We have only one day off together. That means a trip to somewhere close. Today we head out to Calvert Cliffs in Southern Maryland:
With only a two mile hike to the fossil filled beach, it was a treat.
We saw many frogs and other critters along the boardwalk. Caroline looks like she is about ready to go skipping. Tra-lah-lah-lah.
It was in the perfect 80′s. The boardwalk comes to an abrupt end. We have two miles ahead of us. Some fantastic scenery. And something possibly never seen before!
Can you find the turtle on the log in this picture?
Can you identify that turtle? Me either, that little guy is WAY too far away.
Keep your eyes peeled on the other side of the walk or you might miss a HUGE worm snake.
Worm snakes (Carphophis amoenus) have tiny little eyes and look very much like a giant worm. The worms know the difference though. These snakes dine on worms! They even have a little spike on their tail to help push those wiggily-iggly slimy little worms in their mouth. Sssssslurps up!
Caroline fondly calls the worm snake and the next snake, LBS’s “little brown snakes.” They may look the same, but they are very different.
Smooth Earthsnakes (Virginia valeriae) spend most of their time underground, they are fossorial. They love to snoop under logs, boards, and rocks for yummy earthworms.

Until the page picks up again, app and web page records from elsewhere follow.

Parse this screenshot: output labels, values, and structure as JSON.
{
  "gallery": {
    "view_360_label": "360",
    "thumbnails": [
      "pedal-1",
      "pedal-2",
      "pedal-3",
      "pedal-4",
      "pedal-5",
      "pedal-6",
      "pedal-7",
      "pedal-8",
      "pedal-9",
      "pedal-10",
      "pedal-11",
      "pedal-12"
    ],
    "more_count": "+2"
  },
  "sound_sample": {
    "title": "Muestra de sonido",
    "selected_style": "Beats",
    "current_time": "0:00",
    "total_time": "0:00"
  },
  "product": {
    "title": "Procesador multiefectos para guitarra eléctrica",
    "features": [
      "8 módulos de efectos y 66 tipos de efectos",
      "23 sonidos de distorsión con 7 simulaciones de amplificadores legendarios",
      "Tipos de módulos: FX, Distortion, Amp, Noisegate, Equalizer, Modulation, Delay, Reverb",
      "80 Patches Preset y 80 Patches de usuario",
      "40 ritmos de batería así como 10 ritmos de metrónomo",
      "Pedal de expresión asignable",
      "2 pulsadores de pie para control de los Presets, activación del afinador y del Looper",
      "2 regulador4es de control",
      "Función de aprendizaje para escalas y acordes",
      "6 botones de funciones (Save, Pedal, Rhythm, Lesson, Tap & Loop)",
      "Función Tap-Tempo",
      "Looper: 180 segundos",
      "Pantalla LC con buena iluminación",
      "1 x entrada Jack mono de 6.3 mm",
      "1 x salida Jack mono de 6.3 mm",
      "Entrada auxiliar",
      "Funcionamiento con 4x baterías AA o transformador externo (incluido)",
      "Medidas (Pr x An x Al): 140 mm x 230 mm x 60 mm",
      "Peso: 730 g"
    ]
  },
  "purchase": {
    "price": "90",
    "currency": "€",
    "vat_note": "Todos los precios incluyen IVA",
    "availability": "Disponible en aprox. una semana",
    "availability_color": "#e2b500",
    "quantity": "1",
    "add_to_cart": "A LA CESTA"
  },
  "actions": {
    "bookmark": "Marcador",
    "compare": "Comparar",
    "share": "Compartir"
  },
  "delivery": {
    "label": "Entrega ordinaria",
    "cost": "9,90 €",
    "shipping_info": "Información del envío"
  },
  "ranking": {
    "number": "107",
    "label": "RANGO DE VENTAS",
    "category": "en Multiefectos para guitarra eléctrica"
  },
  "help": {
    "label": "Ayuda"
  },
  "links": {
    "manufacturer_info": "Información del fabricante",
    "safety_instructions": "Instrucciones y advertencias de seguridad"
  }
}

Does that sound like another snake?
Wormsnakes lay eggs like typical snakes. Earthsnakes give live birth. Visually, wormsnakes have pink bellies and a blunt snout. Earth snakes have longer snouts and their scales include black specks.
Ringneck snakes are one of my favorite snakes to find. When you first see them, they look like just another LBS. If they get nervous, you get a surprise! A brilliant yellow, orange, or red belly flashes into view as the snake flips and coils on the ground.
So far we have had amazing luck.
Now we are at the beach. I am amazed at how blue the water is here!
These two pictures were sent to all my friends at work, to taunt them.
We get to play during the normal work week when there is no one around. I love being alone out in the wild. I imagine during the weekends, the beaches are filled with people looking for fossils. You can have as many as you find on the beach. Cool!
One guy we met found several shark teeth and even a few fossilized dolphin teeth.
Back on the trail, this little skink ran right out in front of us. What is with these lizards? Every time we see one I swear they are playing chicken on the hiking trail. Are they making bets with other lizards to see how close they can get to a hiker without getting stepped on or caught? Three worms for three inches!
Check out the huge ear on this guy!
On our way back, several people going the other way told us to watch out for the copperhead in the middle of the trail. It was battling another snake, we swear! Yeah, right. For one it is most likely a non-venomous brown snake. We doubted there was even another snake in the vicinity. Boy were we wrong!
Racer eating a copperhead
A northern black racer has wrestled and killed a bone fide copperhead snake. Then, he began to eat it. We stared in amazement until he slurped down the last of his tail. Down like spaghetti.